Work order => Look through the data that follows and work out how many lines contain the string "JSON". Nothing but that number should be given.

Page and application data records =>
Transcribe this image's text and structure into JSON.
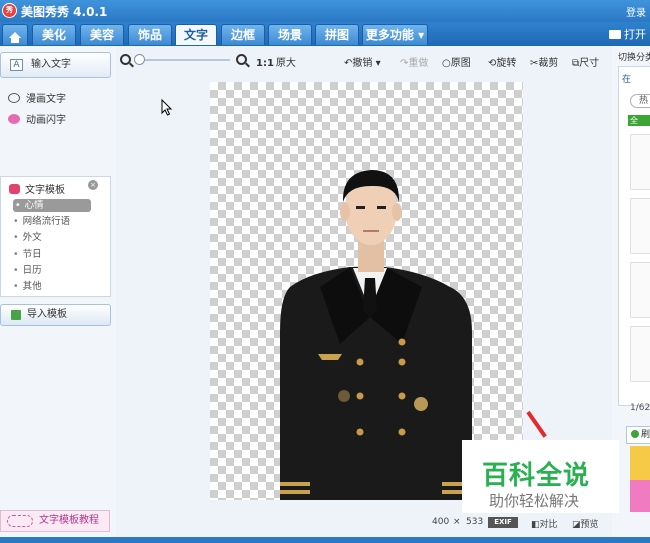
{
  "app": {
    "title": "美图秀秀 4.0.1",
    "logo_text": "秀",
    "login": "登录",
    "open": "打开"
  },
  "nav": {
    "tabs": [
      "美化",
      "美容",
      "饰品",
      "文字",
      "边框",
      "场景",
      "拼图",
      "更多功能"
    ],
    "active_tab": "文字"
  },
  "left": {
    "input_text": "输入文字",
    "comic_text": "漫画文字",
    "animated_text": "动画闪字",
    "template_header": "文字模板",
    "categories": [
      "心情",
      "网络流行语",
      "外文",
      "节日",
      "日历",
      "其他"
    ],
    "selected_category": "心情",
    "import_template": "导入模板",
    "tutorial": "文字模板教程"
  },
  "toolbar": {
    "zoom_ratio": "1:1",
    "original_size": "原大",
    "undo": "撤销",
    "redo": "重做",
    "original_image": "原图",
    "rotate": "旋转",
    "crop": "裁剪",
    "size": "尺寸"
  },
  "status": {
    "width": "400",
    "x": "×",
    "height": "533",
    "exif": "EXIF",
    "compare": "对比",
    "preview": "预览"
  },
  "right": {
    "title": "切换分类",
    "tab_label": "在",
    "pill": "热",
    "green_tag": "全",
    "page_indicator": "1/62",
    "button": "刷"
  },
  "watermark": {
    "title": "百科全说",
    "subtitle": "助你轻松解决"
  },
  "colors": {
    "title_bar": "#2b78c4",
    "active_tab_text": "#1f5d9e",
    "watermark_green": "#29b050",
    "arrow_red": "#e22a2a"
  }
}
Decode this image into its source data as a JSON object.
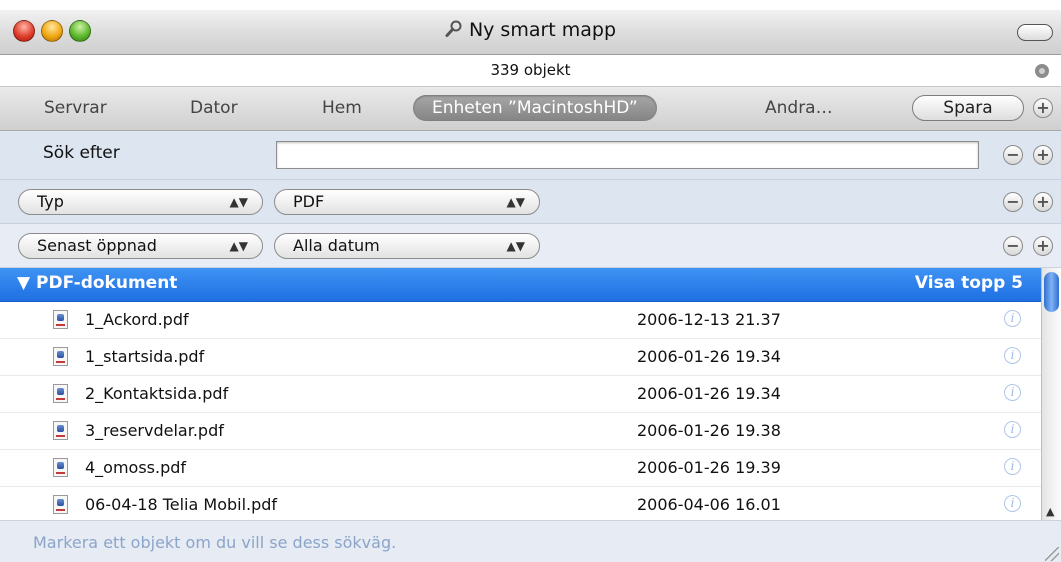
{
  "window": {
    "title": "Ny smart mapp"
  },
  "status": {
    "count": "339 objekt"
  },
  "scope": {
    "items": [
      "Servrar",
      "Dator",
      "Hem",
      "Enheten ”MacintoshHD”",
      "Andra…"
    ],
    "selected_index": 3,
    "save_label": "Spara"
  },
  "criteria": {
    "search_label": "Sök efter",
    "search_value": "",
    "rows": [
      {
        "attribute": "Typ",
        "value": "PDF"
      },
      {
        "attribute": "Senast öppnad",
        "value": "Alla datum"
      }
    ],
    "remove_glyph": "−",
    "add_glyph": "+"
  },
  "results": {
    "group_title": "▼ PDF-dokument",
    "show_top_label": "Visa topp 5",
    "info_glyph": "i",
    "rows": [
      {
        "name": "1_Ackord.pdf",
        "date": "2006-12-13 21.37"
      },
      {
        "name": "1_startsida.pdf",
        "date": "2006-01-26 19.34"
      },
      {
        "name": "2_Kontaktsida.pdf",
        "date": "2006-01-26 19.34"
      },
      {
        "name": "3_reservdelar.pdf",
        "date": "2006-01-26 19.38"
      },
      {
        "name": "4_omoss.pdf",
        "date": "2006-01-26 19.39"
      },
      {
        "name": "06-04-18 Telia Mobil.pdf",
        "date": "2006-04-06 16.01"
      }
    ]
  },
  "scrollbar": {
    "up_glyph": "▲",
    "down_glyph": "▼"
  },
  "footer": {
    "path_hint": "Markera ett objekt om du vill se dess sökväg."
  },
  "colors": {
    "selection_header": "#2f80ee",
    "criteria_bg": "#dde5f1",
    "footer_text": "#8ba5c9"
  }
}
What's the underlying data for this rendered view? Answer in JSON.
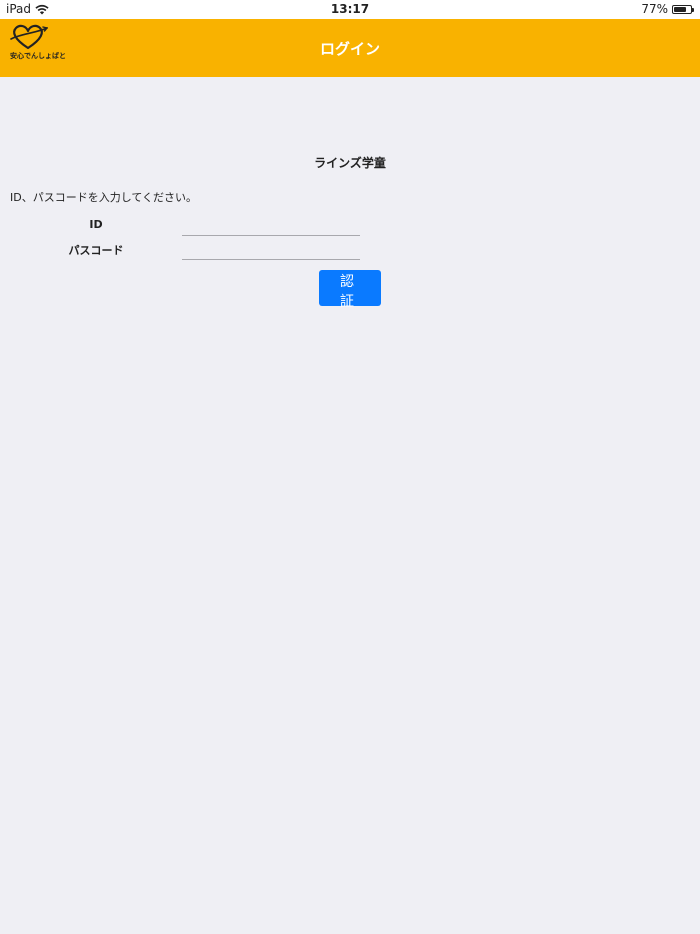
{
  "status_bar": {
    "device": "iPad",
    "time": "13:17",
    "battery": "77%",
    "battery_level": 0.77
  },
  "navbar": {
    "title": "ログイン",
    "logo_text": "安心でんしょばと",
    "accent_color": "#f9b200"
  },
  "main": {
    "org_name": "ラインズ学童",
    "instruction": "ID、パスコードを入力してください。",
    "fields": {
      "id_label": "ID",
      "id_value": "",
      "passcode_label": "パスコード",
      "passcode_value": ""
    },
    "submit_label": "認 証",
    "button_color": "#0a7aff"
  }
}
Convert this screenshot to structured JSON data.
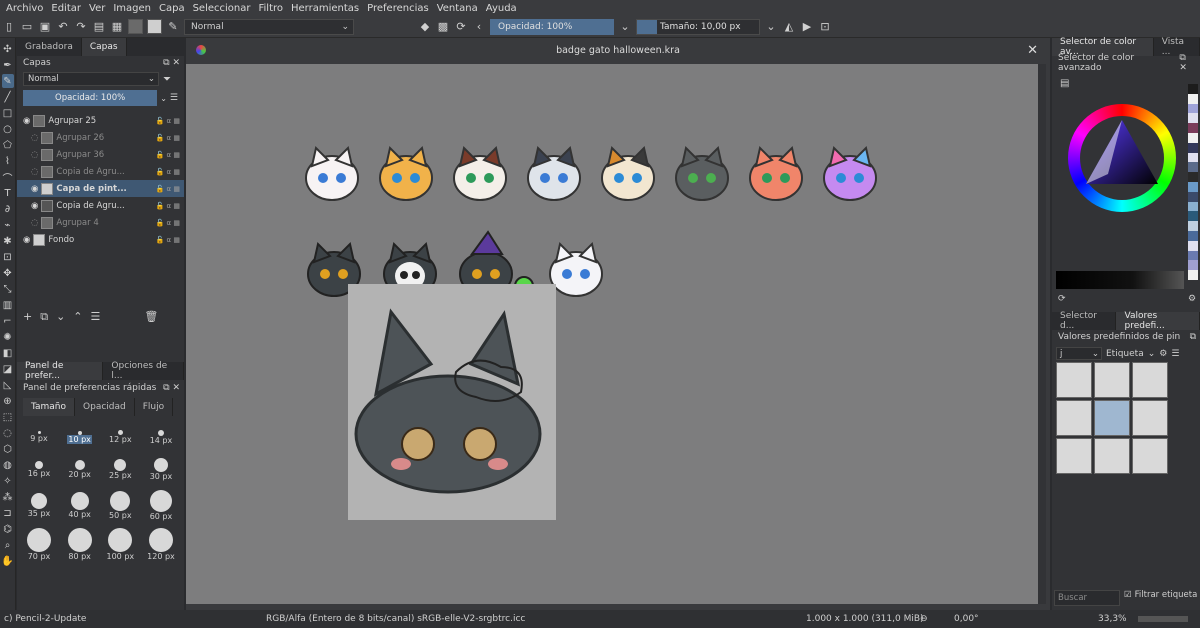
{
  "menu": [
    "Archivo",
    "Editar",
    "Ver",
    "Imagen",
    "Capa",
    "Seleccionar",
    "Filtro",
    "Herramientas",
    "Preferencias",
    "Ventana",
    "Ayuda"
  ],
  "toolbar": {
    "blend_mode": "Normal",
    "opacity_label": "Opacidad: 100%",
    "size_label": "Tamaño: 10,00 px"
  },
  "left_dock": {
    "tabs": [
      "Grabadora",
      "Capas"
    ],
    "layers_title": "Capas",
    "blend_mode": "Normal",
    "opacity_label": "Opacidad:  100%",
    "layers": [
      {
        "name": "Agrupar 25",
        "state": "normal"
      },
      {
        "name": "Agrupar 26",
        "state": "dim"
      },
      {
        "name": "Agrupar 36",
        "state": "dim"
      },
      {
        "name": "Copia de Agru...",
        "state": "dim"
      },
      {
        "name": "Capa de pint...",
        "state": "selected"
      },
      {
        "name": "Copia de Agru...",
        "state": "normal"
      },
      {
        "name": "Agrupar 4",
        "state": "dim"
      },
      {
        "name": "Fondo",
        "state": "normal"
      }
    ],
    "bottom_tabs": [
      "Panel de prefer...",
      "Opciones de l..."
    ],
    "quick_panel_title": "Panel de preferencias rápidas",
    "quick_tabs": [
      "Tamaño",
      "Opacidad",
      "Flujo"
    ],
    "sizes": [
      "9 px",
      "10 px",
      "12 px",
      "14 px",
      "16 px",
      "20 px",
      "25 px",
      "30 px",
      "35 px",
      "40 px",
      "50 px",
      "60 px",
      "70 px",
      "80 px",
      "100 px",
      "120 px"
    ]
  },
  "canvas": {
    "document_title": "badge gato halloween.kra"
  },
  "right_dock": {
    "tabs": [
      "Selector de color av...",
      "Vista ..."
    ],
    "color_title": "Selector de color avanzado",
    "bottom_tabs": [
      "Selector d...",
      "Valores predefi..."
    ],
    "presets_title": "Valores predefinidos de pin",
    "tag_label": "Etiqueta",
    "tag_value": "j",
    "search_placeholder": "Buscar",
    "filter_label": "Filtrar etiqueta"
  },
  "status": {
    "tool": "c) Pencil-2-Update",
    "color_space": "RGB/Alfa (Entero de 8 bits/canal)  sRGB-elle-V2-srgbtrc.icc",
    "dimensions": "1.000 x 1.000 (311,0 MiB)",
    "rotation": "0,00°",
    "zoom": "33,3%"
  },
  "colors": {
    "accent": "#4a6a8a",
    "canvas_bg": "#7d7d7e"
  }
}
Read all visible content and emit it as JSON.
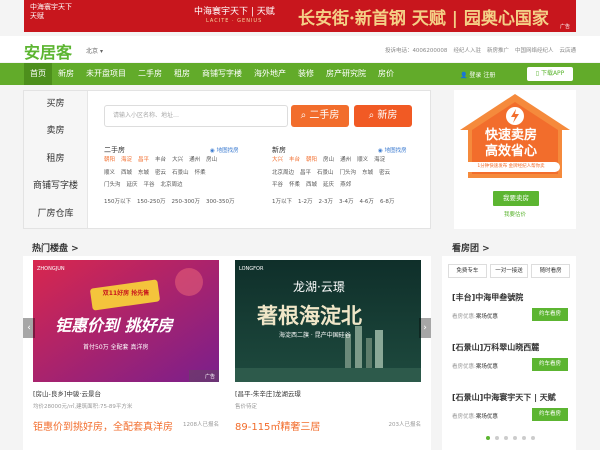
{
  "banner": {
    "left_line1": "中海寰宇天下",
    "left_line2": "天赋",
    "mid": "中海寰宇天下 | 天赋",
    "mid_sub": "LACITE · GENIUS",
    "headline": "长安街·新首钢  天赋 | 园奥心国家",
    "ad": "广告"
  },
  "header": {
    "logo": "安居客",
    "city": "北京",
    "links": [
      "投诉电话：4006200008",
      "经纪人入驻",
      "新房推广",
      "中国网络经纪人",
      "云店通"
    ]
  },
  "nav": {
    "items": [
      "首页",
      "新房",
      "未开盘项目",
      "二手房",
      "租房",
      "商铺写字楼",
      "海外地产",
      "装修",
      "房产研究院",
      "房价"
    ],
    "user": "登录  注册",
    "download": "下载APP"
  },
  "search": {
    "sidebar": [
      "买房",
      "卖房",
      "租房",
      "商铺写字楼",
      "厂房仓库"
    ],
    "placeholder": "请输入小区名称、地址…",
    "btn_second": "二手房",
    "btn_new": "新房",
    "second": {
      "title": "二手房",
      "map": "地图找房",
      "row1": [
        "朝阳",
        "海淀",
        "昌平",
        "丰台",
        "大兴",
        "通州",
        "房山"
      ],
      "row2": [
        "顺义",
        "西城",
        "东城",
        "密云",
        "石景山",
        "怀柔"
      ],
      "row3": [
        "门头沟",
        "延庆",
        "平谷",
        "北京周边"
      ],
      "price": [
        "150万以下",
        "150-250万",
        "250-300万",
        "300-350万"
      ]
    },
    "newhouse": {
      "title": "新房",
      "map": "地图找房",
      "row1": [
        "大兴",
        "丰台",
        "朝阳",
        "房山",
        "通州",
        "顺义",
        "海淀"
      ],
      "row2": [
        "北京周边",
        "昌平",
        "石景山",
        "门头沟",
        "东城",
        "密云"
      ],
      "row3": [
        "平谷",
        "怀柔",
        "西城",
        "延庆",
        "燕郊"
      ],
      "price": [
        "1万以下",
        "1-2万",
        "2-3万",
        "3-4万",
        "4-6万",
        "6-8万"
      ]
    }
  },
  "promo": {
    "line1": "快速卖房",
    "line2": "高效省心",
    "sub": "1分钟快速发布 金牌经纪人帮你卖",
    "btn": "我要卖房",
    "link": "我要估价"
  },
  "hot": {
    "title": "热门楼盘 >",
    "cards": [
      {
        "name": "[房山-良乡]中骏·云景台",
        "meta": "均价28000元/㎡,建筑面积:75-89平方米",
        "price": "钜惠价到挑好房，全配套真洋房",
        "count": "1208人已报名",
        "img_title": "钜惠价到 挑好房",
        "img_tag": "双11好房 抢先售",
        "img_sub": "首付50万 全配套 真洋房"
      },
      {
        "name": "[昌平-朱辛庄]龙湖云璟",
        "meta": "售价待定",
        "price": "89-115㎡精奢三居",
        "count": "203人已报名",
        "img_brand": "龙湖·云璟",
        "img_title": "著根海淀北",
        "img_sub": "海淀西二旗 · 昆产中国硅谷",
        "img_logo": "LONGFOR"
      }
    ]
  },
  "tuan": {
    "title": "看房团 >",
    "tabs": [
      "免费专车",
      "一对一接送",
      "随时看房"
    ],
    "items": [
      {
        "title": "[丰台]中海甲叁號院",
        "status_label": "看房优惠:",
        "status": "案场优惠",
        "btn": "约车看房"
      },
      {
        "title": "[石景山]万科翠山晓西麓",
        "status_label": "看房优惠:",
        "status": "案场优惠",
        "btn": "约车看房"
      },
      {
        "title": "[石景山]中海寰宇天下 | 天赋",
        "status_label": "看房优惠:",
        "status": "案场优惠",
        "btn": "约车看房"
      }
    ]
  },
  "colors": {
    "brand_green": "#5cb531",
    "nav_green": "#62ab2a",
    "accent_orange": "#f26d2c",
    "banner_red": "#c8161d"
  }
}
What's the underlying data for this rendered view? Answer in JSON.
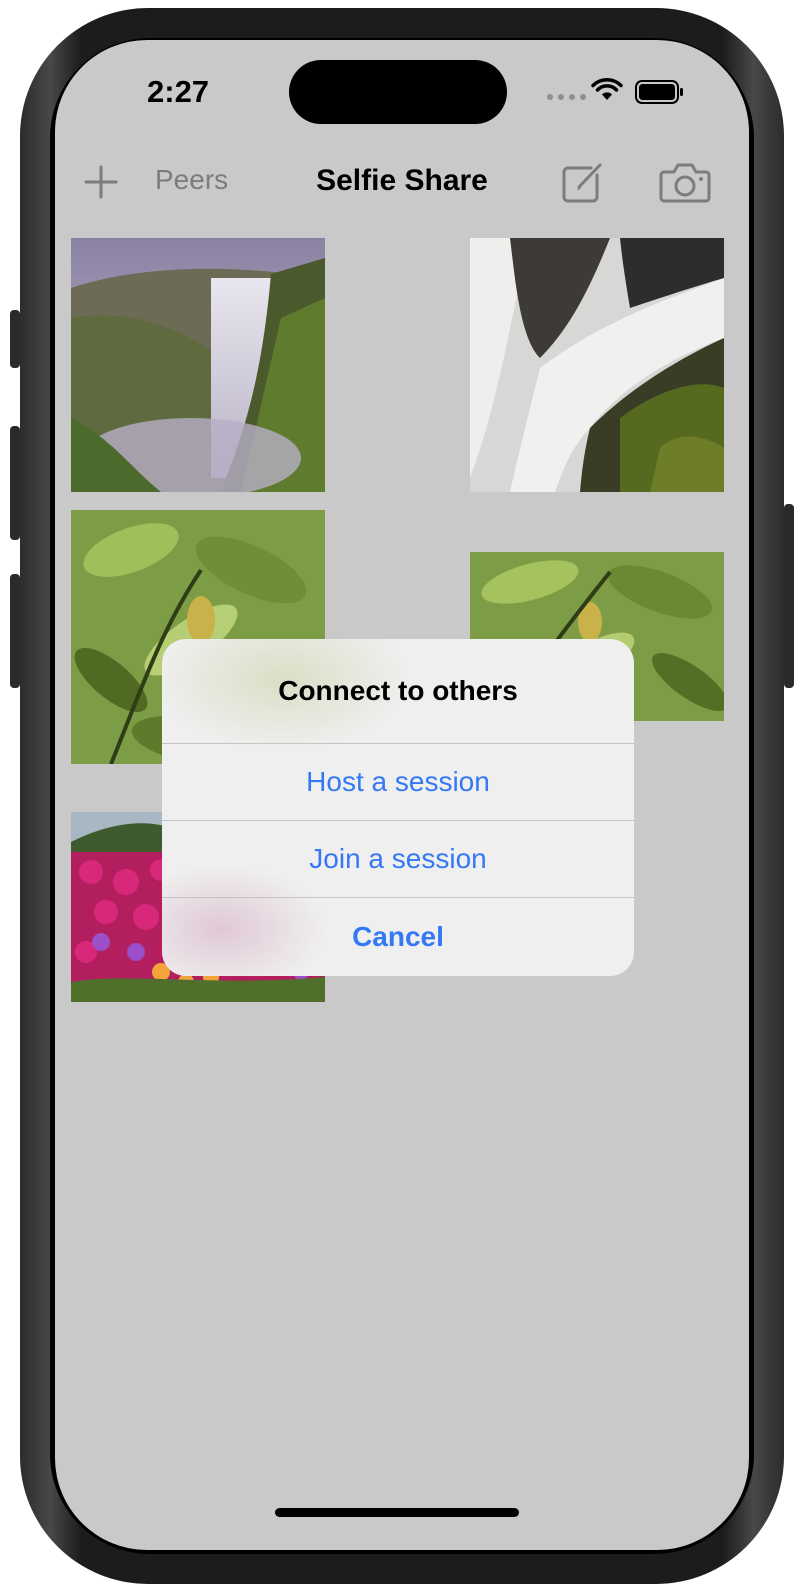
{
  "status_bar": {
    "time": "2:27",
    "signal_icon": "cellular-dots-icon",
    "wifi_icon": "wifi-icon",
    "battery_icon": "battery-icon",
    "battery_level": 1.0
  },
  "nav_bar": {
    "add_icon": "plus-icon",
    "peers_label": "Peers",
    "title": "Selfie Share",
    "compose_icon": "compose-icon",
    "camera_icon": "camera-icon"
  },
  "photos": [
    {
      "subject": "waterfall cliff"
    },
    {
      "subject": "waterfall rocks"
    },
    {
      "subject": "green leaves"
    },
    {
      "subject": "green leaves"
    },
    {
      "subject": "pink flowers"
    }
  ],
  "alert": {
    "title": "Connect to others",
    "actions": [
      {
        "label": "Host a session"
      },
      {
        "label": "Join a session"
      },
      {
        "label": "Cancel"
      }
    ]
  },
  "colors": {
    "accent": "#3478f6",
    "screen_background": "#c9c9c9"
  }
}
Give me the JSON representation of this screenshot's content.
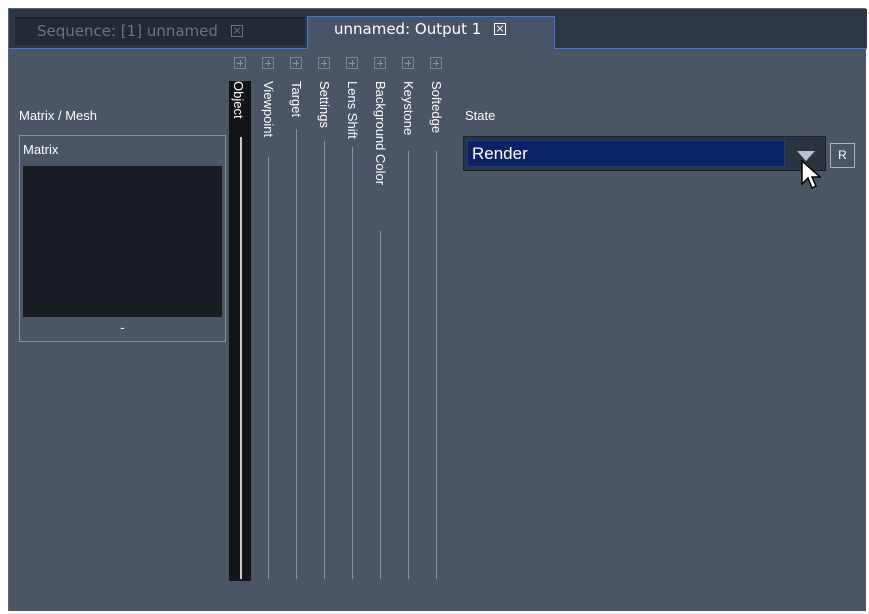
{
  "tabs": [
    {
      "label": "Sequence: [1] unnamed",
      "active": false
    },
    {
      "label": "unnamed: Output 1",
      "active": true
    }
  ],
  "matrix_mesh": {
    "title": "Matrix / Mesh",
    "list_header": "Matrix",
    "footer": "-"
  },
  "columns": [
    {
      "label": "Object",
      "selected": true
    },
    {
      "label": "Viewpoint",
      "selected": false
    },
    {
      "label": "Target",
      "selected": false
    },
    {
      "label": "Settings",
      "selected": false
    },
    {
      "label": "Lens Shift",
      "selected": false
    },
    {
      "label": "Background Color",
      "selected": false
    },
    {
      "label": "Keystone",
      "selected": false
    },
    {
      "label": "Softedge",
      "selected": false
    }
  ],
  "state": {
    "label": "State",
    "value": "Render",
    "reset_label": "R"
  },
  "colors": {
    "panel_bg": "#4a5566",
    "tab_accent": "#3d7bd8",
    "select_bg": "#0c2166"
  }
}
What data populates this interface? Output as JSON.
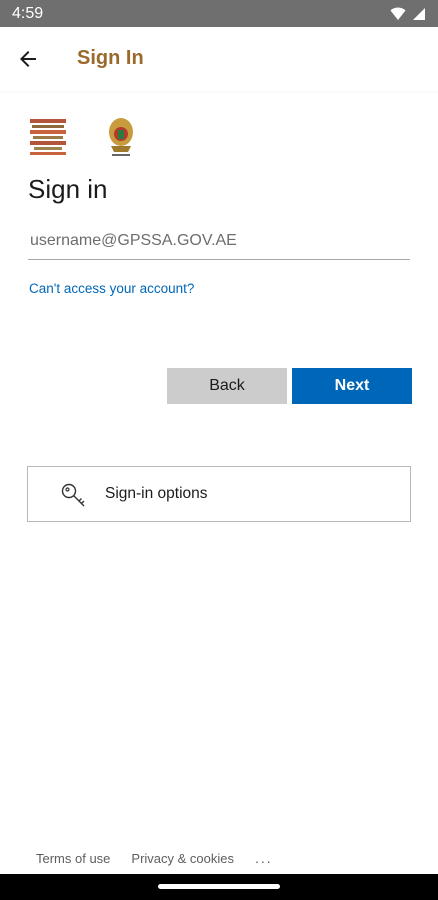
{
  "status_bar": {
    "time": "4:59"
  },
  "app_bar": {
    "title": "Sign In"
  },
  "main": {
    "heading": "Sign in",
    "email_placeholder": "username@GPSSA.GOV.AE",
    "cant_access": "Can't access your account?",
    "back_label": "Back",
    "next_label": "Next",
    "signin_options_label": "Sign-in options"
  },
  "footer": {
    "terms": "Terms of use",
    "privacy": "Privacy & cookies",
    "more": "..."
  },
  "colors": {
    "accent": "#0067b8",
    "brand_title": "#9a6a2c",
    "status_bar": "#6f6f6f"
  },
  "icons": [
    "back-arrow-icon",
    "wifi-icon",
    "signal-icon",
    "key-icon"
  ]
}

Answer box => 8